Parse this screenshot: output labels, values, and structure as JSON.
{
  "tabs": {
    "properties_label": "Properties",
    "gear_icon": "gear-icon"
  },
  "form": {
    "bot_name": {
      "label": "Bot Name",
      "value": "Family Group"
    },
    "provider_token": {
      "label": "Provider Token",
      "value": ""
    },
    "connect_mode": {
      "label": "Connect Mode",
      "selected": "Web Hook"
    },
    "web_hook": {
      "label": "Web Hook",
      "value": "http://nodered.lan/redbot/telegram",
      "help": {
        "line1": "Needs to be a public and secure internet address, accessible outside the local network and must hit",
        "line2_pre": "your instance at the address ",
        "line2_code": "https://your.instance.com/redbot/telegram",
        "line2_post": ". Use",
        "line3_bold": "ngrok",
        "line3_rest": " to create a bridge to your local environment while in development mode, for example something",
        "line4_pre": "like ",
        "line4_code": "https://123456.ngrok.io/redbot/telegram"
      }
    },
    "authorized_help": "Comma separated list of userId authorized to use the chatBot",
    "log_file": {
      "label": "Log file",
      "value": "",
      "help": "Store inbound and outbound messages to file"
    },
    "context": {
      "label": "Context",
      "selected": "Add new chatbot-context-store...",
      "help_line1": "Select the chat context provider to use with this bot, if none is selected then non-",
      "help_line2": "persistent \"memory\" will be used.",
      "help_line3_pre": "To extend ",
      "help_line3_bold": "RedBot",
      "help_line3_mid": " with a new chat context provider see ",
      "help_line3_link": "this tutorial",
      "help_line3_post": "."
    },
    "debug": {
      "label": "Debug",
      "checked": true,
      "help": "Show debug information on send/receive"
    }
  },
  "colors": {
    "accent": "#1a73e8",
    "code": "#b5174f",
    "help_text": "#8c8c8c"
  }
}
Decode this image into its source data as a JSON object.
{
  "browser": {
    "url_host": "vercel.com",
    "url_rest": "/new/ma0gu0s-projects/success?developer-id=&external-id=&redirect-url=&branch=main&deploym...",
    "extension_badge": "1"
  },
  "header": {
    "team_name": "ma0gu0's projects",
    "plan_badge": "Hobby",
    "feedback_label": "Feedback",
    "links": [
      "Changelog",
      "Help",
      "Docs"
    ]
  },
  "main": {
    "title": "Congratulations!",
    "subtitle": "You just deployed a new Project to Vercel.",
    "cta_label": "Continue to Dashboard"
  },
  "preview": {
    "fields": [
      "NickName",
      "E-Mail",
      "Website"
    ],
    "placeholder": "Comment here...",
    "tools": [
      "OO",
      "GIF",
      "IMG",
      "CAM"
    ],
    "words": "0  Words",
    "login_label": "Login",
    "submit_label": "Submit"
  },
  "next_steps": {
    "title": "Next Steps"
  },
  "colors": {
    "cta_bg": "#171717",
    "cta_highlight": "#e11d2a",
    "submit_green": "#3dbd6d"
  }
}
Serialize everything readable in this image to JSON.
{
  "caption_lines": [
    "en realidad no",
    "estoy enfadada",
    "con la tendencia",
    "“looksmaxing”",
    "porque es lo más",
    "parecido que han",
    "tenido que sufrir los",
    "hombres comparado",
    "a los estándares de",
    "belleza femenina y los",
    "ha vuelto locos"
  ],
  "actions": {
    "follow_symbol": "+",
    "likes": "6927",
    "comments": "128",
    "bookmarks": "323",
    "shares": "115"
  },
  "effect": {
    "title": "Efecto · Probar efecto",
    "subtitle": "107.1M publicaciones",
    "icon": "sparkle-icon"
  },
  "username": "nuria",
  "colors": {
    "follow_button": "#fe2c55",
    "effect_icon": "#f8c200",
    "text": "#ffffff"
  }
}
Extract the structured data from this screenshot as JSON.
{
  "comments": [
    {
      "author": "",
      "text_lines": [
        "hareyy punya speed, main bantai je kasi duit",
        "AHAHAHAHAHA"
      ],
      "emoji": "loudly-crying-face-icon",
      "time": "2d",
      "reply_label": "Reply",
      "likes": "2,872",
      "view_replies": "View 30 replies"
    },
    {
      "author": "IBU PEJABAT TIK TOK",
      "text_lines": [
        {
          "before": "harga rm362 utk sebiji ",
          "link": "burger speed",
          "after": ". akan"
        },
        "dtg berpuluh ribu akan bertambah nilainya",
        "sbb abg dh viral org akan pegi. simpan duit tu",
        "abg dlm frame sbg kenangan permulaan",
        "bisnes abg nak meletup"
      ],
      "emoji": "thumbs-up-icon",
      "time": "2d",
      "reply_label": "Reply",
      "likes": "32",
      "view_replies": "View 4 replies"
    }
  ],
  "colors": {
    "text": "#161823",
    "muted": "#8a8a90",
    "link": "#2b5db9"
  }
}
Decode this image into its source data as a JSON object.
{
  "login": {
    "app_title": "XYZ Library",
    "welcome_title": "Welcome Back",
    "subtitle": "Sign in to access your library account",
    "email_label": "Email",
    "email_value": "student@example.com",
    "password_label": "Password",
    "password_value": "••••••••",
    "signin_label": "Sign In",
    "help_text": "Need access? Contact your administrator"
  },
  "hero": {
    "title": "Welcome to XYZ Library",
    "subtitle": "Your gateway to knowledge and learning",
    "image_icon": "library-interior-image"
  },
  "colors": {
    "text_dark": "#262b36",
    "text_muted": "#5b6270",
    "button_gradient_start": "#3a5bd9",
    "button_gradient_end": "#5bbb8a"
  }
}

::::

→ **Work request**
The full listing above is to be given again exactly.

→ **Completed exercise**
Parse this screenshot: output labels, values, and structure as JSON.
{
  "tabs": {
    "properties_label": "Properties",
    "gear_icon": "gear-icon"
  },
  "form": {
    "bot_name": {
      "label": "Bot Name",
      "value": "Family Group"
    },
    "provider_token": {
      "label": "Provider Token",
      "value": ""
    },
    "connect_mode": {
      "label": "Connect Mode",
      "selected": "Web Hook"
    },
    "web_hook": {
      "label": "Web Hook",
      "value": "http://nodered.lan/redbot/telegram",
      "help": {
        "line1": "Needs to be a public and secure internet address, accessible outside the local network and must hit",
        "line2_pre": "your instance at the address ",
        "line2_code": "https://your.instance.com/redbot/telegram",
        "line2_post": ". Use",
        "line3_bold": "ngrok",
        "line3_rest": " to create a bridge to your local environment while in development mode, for example something",
        "line4_pre": "like ",
        "line4_code": "https://123456.ngrok.io/redbot/telegram"
      }
    },
    "authorized_help": "Comma separated list of userId authorized to use the chatBot",
    "log_file": {
      "label": "Log file",
      "value": "",
      "help": "Store inbound and outbound messages to file"
    },
    "context": {
      "label": "Context",
      "selected": "Add new chatbot-context-store...",
      "help_line1": "Select the chat context provider to use with this bot, if none is selected then non-",
      "help_line2": "persistent \"memory\" will be used.",
      "help_line3_pre": "To extend ",
      "help_line3_bold": "RedBot",
      "help_line3_mid": " with a new chat context provider see ",
      "help_line3_link": "this tutorial",
      "help_line3_post": "."
    },
    "debug": {
      "label": "Debug",
      "checked": true,
      "help": "Show debug information on send/receive"
    }
  },
  "colors": {
    "accent": "#1a73e8",
    "code": "#b5174f",
    "help_text": "#8c8c8c"
  }
}
Decode this image into its source data as a JSON object.
{
  "browser": {
    "url_host": "vercel.com",
    "url_rest": "/new/ma0gu0s-projects/success?developer-id=&external-id=&redirect-url=&branch=main&deploym...",
    "extension_badge": "1"
  },
  "header": {
    "team_name": "ma0gu0's projects",
    "plan_badge": "Hobby",
    "feedback_label": "Feedback",
    "links": [
      "Changelog",
      "Help",
      "Docs"
    ]
  },
  "main": {
    "title": "Congratulations!",
    "subtitle": "You just deployed a new Project to Vercel.",
    "cta_label": "Continue to Dashboard"
  },
  "preview": {
    "fields": [
      "NickName",
      "E-Mail",
      "Website"
    ],
    "placeholder": "Comment here...",
    "tools": [
      "OO",
      "GIF",
      "IMG",
      "CAM"
    ],
    "words": "0  Words",
    "login_label": "Login",
    "submit_label": "Submit"
  },
  "next_steps": {
    "title": "Next Steps"
  },
  "colors": {
    "cta_bg": "#171717",
    "cta_highlight": "#e11d2a",
    "submit_green": "#3dbd6d"
  }
}
Serialize everything readable in this image to JSON.
{
  "caption_lines": [
    "en realidad no",
    "estoy enfadada",
    "con la tendencia",
    "“looksmaxing”",
    "porque es lo más",
    "parecido que han",
    "tenido que sufrir los",
    "hombres comparado",
    "a los estándares de",
    "belleza femenina y los",
    "ha vuelto locos"
  ],
  "actions": {
    "follow_symbol": "+",
    "likes": "6927",
    "comments": "128",
    "bookmarks": "323",
    "shares": "115"
  },
  "effect": {
    "title": "Efecto · Probar efecto",
    "subtitle": "107.1M publicaciones",
    "icon": "sparkle-icon"
  },
  "username": "nuria",
  "colors": {
    "follow_button": "#fe2c55",
    "effect_icon": "#f8c200",
    "text": "#ffffff"
  }
}
Extract the structured data from this screenshot as JSON.
{
  "comments": [
    {
      "author": "",
      "text_lines": [
        "hareyy punya speed, main bantai je kasi duit",
        "AHAHAHAHAHA"
      ],
      "emoji": "loudly-crying-face-icon",
      "time": "2d",
      "reply_label": "Reply",
      "likes": "2,872",
      "view_replies": "View 30 replies"
    },
    {
      "author": "IBU PEJABAT TIK TOK",
      "text_lines": [
        {
          "before": "harga rm362 utk sebiji ",
          "link": "burger speed",
          "after": ". akan"
        },
        "dtg berpuluh ribu akan bertambah nilainya",
        "sbb abg dh viral org akan pegi. simpan duit tu",
        "abg dlm frame sbg kenangan permulaan",
        "bisnes abg nak meletup"
      ],
      "emoji": "thumbs-up-icon",
      "time": "2d",
      "reply_label": "Reply",
      "likes": "32",
      "view_replies": "View 4 replies"
    }
  ],
  "colors": {
    "text": "#161823",
    "muted": "#8a8a90",
    "link": "#2b5db9"
  }
}
Decode this image into its source data as a JSON object.
{
  "login": {
    "app_title": "XYZ Library",
    "welcome_title": "Welcome Back",
    "subtitle": "Sign in to access your library account",
    "email_label": "Email",
    "email_value": "student@example.com",
    "password_label": "Password",
    "password_value": "••••••••",
    "signin_label": "Sign In",
    "help_text": "Need access? Contact your administrator"
  },
  "hero": {
    "title": "Welcome to XYZ Library",
    "subtitle": "Your gateway to knowledge and learning",
    "image_icon": "library-interior-image"
  },
  "colors": {
    "text_dark": "#262b36",
    "text_muted": "#5b6270",
    "button_gradient_start": "#3a5bd9",
    "button_gradient_end": "#5bbb8a"
  }
}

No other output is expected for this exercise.